- Opening Delimiter -

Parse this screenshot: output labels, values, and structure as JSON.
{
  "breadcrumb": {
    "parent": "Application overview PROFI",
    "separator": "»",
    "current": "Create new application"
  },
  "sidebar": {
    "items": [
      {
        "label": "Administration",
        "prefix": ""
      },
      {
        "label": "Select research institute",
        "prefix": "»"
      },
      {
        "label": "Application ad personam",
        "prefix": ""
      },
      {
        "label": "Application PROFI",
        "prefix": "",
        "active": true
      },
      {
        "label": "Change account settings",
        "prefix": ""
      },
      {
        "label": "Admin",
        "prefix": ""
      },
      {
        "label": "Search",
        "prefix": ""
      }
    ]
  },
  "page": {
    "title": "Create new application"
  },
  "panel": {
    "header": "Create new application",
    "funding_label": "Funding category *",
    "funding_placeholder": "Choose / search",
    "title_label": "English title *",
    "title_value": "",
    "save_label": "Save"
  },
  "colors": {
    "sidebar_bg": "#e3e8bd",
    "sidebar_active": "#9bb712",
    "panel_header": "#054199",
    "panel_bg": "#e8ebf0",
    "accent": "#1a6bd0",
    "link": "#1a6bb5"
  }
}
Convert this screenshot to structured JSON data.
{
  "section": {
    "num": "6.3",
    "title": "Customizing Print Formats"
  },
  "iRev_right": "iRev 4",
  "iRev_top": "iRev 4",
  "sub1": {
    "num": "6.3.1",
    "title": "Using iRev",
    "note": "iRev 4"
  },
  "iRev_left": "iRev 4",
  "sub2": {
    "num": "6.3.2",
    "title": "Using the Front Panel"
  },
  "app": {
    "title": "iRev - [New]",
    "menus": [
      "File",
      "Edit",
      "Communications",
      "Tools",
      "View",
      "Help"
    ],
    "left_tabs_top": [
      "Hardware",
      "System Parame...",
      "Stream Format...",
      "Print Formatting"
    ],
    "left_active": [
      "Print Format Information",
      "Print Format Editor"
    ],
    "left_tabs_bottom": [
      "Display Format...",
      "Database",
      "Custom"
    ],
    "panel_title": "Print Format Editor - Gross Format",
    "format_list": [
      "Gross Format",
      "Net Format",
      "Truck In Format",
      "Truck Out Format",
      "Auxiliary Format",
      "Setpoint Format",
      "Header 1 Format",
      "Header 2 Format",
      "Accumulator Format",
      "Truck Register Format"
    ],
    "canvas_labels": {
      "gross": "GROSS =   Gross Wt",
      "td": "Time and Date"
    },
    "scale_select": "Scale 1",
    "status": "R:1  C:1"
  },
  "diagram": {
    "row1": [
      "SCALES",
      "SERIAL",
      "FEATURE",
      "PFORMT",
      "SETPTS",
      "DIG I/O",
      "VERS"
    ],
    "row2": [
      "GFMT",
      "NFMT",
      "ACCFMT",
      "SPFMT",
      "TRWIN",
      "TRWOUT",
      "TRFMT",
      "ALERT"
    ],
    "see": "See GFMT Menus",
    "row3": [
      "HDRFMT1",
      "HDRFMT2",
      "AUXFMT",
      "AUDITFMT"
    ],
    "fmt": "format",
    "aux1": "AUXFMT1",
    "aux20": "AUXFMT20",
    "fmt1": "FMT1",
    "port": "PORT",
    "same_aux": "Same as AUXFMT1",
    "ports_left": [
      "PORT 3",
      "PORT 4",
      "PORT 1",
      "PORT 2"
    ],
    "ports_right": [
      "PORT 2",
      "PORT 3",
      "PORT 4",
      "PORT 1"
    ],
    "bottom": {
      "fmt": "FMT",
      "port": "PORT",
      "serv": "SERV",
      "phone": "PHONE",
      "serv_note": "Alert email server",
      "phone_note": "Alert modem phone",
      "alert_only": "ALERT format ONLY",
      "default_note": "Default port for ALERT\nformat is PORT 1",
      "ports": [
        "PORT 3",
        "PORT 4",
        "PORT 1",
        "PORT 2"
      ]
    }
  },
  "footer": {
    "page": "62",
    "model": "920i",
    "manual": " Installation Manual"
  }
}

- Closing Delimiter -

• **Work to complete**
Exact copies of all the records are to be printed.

• **Answer to the problem**
Parse this screenshot: output labels, values, and structure as JSON.
{
  "breadcrumb": {
    "parent": "Application overview PROFI",
    "separator": "»",
    "current": "Create new application"
  },
  "sidebar": {
    "items": [
      {
        "label": "Administration",
        "prefix": ""
      },
      {
        "label": "Select research institute",
        "prefix": "»"
      },
      {
        "label": "Application ad personam",
        "prefix": ""
      },
      {
        "label": "Application PROFI",
        "prefix": "",
        "active": true
      },
      {
        "label": "Change account settings",
        "prefix": ""
      },
      {
        "label": "Admin",
        "prefix": ""
      },
      {
        "label": "Search",
        "prefix": ""
      }
    ]
  },
  "page": {
    "title": "Create new application"
  },
  "panel": {
    "header": "Create new application",
    "funding_label": "Funding category *",
    "funding_placeholder": "Choose / search",
    "title_label": "English title *",
    "title_value": "",
    "save_label": "Save"
  },
  "colors": {
    "sidebar_bg": "#e3e8bd",
    "sidebar_active": "#9bb712",
    "panel_header": "#054199",
    "panel_bg": "#e8ebf0",
    "accent": "#1a6bd0",
    "link": "#1a6bb5"
  }
}
Convert this screenshot to structured JSON data.
{
  "section": {
    "num": "6.3",
    "title": "Customizing Print Formats"
  },
  "iRev_right": "iRev 4",
  "iRev_top": "iRev 4",
  "sub1": {
    "num": "6.3.1",
    "title": "Using iRev",
    "note": "iRev 4"
  },
  "iRev_left": "iRev 4",
  "sub2": {
    "num": "6.3.2",
    "title": "Using the Front Panel"
  },
  "app": {
    "title": "iRev - [New]",
    "menus": [
      "File",
      "Edit",
      "Communications",
      "Tools",
      "View",
      "Help"
    ],
    "left_tabs_top": [
      "Hardware",
      "System Parame...",
      "Stream Format...",
      "Print Formatting"
    ],
    "left_active": [
      "Print Format Information",
      "Print Format Editor"
    ],
    "left_tabs_bottom": [
      "Display Format...",
      "Database",
      "Custom"
    ],
    "panel_title": "Print Format Editor - Gross Format",
    "format_list": [
      "Gross Format",
      "Net Format",
      "Truck In Format",
      "Truck Out Format",
      "Auxiliary Format",
      "Setpoint Format",
      "Header 1 Format",
      "Header 2 Format",
      "Accumulator Format",
      "Truck Register Format"
    ],
    "canvas_labels": {
      "gross": "GROSS =   Gross Wt",
      "td": "Time and Date"
    },
    "scale_select": "Scale 1",
    "status": "R:1  C:1"
  },
  "diagram": {
    "row1": [
      "SCALES",
      "SERIAL",
      "FEATURE",
      "PFORMT",
      "SETPTS",
      "DIG I/O",
      "VERS"
    ],
    "row2": [
      "GFMT",
      "NFMT",
      "ACCFMT",
      "SPFMT",
      "TRWIN",
      "TRWOUT",
      "TRFMT",
      "ALERT"
    ],
    "see": "See GFMT Menus",
    "row3": [
      "HDRFMT1",
      "HDRFMT2",
      "AUXFMT",
      "AUDITFMT"
    ],
    "fmt": "format",
    "aux1": "AUXFMT1",
    "aux20": "AUXFMT20",
    "fmt1": "FMT1",
    "port": "PORT",
    "same_aux": "Same as AUXFMT1",
    "ports_left": [
      "PORT 3",
      "PORT 4",
      "PORT 1",
      "PORT 2"
    ],
    "ports_right": [
      "PORT 2",
      "PORT 3",
      "PORT 4",
      "PORT 1"
    ],
    "bottom": {
      "fmt": "FMT",
      "port": "PORT",
      "serv": "SERV",
      "phone": "PHONE",
      "serv_note": "Alert email server",
      "phone_note": "Alert modem phone",
      "alert_only": "ALERT format ONLY",
      "default_note": "Default port for ALERT\nformat is PORT 1",
      "ports": [
        "PORT 3",
        "PORT 4",
        "PORT 1",
        "PORT 2"
      ]
    }
  },
  "footer": {
    "page": "62",
    "model": "920i",
    "manual": " Installation Manual"
  }
}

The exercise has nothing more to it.